# Do reduced relative clauses stack? [closed]

I was wondering if you can always get (3-4) from (1-2) or if there is some kind of restriction on this sort of stacking

(1) The door closed by the janitor

(2) The door expected to be opened by the principal

(3) The door closed by the janitor expected to be opened by the principal

(4) The door expected to be opened by the principal (just recently) closed by the janitor

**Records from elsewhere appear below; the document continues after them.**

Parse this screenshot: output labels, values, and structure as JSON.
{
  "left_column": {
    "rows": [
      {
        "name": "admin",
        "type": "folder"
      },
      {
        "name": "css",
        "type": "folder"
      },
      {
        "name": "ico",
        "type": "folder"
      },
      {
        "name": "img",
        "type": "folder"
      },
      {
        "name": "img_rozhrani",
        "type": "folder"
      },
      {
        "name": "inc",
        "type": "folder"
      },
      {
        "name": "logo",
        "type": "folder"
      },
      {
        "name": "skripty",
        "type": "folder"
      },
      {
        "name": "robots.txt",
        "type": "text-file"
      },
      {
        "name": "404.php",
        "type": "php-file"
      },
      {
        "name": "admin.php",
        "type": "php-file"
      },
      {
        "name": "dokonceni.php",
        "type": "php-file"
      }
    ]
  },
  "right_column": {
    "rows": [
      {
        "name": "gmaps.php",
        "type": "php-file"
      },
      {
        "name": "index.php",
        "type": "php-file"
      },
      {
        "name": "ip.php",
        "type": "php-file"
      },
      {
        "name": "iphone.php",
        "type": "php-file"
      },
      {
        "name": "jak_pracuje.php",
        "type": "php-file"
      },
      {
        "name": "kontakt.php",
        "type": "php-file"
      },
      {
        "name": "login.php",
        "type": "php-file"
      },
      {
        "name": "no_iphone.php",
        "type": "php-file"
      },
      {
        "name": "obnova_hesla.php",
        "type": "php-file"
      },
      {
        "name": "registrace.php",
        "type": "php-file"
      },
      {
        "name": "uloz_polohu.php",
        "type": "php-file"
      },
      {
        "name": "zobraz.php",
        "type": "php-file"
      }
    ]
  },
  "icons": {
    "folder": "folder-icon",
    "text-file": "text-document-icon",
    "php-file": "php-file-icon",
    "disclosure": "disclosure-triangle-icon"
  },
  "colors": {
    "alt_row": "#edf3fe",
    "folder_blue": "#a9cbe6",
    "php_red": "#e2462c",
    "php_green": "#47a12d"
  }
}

• Sure, but you're pushing your luck for the reader to get it on first try. May 29, 2022 at 16:55
• Integrated (defining) relative clauses can be stacked, but the clauses in your examples are not relatives; rather, they are past-participial clauses. Why would you want to concoct such weird constructions? May 29, 2022 at 17:37
• 3a: The door closed by the janitor [which was] expected to be opened by the principal. 3b: The door closed by the janitor [who was] expected to be sacked by the principal. May 29, 2022 at 17:41
• Commas can help. This is the door originally expected to be opened by the principal, but just recently locked by the janitor by mistake. May 29, 2022 at 17:46
• First you need to come up with an end to your sentence. e.g.: The door [that was] closed by the janitor [that was] expected to be opened by the principal was damaged. Then you can see the garden path problem when you try to reduce the second relative clause: The door [that was] closed by the janitor expected to be opened by the principal was damaged. We are led to believe that the door was doing the expecting, right before the whole sentence devolves. May 29, 2022 at 18:11

## 1 Answer

The Nursery rhyme "The House that Jack Built" consists of increasing relative clauses.

This is the house that Jack built.

The number of relative clauses then increase and the rhyme ends with 16 relative clauses:

This is the farmer that sowed the corn,

That kept the cock that crowed in the morn.

That waked the priest [who was] all shaven and shorn,

That married the man [who was] all tattered and torn,

That kissed the maiden [who was] all forlorn,

That milked the cow with the crumpled horn,

That tossed the dog,

That worried the cat,

That killed the rat,

That ate the malt

That lay in the house that Jack built.

The commas are to help breathing... The relative clauses are theoretically limitless.

• Note that OP's example uses past-participle clauses. May 29, 2022 at 18:39
• Lose the [who was] and you have a few PP clauses, and the model for converting them all. May 29, 2022 at 19:04
• Haven't you seen the earlier debate over whether whiz-deletion is a valid concept? And a main proponent, John Lawler, adds the caveat 'Whiz-Deletion is the source of virtually all post-nominal adjectival phrases, like ...' May 31, 2022 at 18:43